Skip to main content

Filed a joint custody agreement in May and now in September my ex has filed a petition to modify custody. Can she do this

Taylorville, IL |

In May 2013 we agreed to a joint custody agreement for our three children, she has residential custody of two children and I have residential custody of one. The child I have residential custody of has Autism and his siblings were verbally and physically abusive to him, that's why I decided to retain custody of him, to separate the abused from the abusers. Now in September my ex has filed a petition to modify custody in an attempt to have the custody of our son that I have put into her care and residential custody. Doesn't it have to be two years before she could address this, what can I do to "shut this down" My ex is attacking me at a time that she knows I cannot afford legal representation, so I'll be representing myself pro se. Any help or tips would be greatly appreciated. Thank's

Attorney Answers 3

  1. Best answer

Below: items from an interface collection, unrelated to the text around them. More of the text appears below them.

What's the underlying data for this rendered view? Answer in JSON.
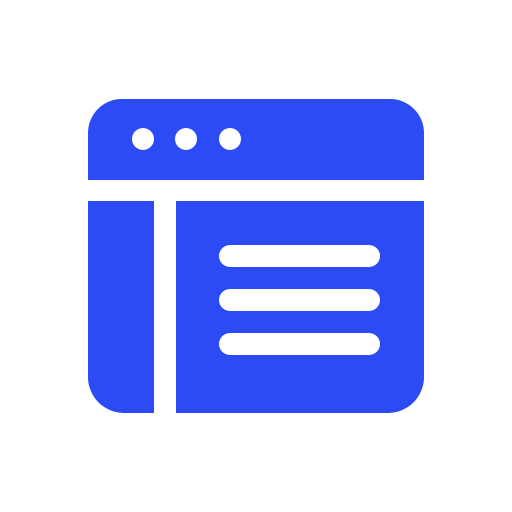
{
  "icon": {
    "name": "browser-window-layout-icon",
    "color": "#2D4BF5",
    "background": "#FFFFFF"
  }
}
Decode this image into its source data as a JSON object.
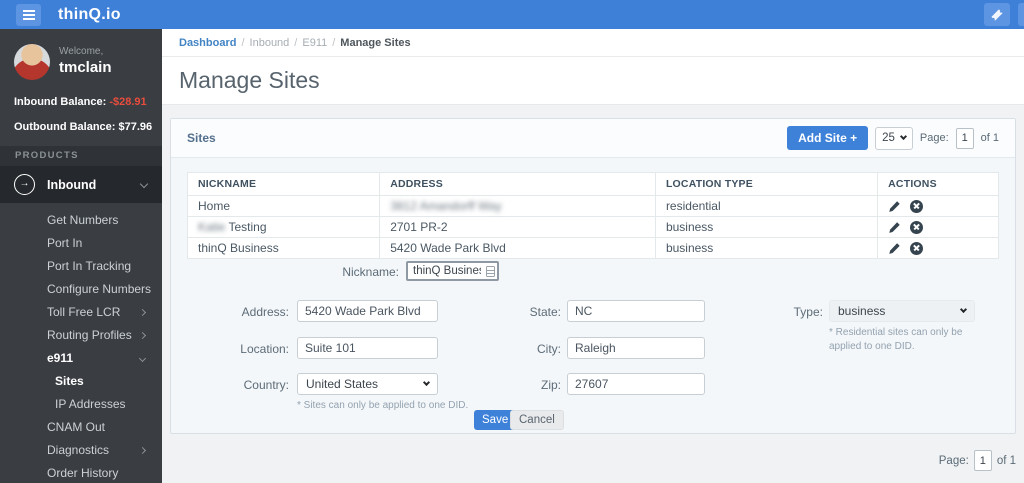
{
  "colors": {
    "header_blue": "#3e80d8",
    "accent_blue": "#3e81d9",
    "negative_red": "#e84c3d",
    "sidebar_dark": "#3a3e43",
    "link_blue": "#4183c4"
  },
  "header": {
    "logo": "thinQ.io"
  },
  "sidebar": {
    "welcome": "Welcome,",
    "username": "tmclain",
    "inbound_balance_label": "Inbound Balance:",
    "inbound_balance_value": "-$28.91",
    "outbound_balance_label": "Outbound Balance:",
    "outbound_balance_value": "$77.96",
    "products_header": "PRODUCTS",
    "inbound_menu_label": "Inbound",
    "inbound_icon": "arrow-in-circle-icon",
    "items": [
      {
        "label": "Get Numbers"
      },
      {
        "label": "Port In"
      },
      {
        "label": "Port In Tracking"
      },
      {
        "label": "Configure Numbers"
      },
      {
        "label": "Toll Free LCR"
      },
      {
        "label": "Routing Profiles"
      },
      {
        "label": "e911"
      },
      {
        "label": "Sites"
      },
      {
        "label": "IP Addresses"
      },
      {
        "label": "CNAM Out"
      },
      {
        "label": "Diagnostics"
      },
      {
        "label": "Order History"
      }
    ]
  },
  "breadcrumb": {
    "items": [
      "Dashboard",
      "Inbound",
      "E911",
      "Manage Sites"
    ],
    "separator": "/"
  },
  "page": {
    "title": "Manage Sites"
  },
  "panel": {
    "title": "Sites",
    "add_button_label": "Add Site +",
    "per_page": "25",
    "page_label": "Page:",
    "page_value": "1",
    "page_of_label": "of 1"
  },
  "table": {
    "headers": [
      "NICKNAME",
      "ADDRESS",
      "LOCATION TYPE",
      "ACTIONS"
    ],
    "rows": [
      {
        "nickname": "Home",
        "nickname_blurred": "",
        "address": "",
        "address_blurred": "3812 Amandorff Way",
        "location_type": "residential"
      },
      {
        "nickname": "Testing",
        "nickname_blurred": "Katie",
        "address": "2701 PR-2",
        "address_blurred": "",
        "location_type": "business"
      },
      {
        "nickname": "thinQ Business",
        "nickname_blurred": "",
        "address": "5420 Wade Park Blvd",
        "address_blurred": "",
        "location_type": "business"
      }
    ]
  },
  "form": {
    "nickname_label": "Nickname:",
    "nickname_value": "thinQ Business",
    "address_label": "Address:",
    "address_value": "5420 Wade Park Blvd",
    "state_label": "State:",
    "state_value": "NC",
    "type_label": "Type:",
    "type_value": "business",
    "type_note": "* Residential sites can only be applied to one DID.",
    "location_label": "Location:",
    "location_value": "Suite 101",
    "city_label": "City:",
    "city_value": "Raleigh",
    "country_label": "Country:",
    "country_value": "United States",
    "country_note": "* Sites can only be applied to one DID.",
    "zip_label": "Zip:",
    "zip_value": "27607",
    "save_label": "Save",
    "cancel_label": "Cancel"
  },
  "footer": {
    "page_label": "Page:",
    "page_value": "1",
    "page_of_label": "of 1"
  }
}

    The only basis for modifying the present parenting agreement is serious endangerment to the child. If your ex cannot show such endangerment, the parenting agreement as it presently stands will be ordered to remain. File a motion to strike or dismiss and go to court to argue that there is no danger to the child. If you are able to do so, go to a law library (or even look online) for sample motions and arguments. Whatever you do, do something. Failure to participate could result in an order you would not like.

    While to state you cannot afford an attorney, you might be able to locate one who will consult with you and give your guidance without appearing on your behalf. It would be like having your own legal coach behind the scenes and would probably be very beneficial and cost effective.

  2. She can pursue such a motion within the first two years, but she would have to be able to prove that the child's present environment is seriously endangering the child's physical, mental, moral, or emotional health.

  3. This doesn't have to cost an arm and a leg. There should be a simple wayto deal with this and youvery well may be able to handle it on your own. You'll need to talk with an attorney, however, to get your bearings and do it right. A wrong step, here, could prove disastrous.

    Wes Cowell

Family law topics

Top tips from attorneys

What others are asking

Can't find what you're looking for?

Post a free question on our public forum.

Ask a Question

- or -

Search for lawyers by reviews and ratings.

Find a Lawyer

Browse all legal topics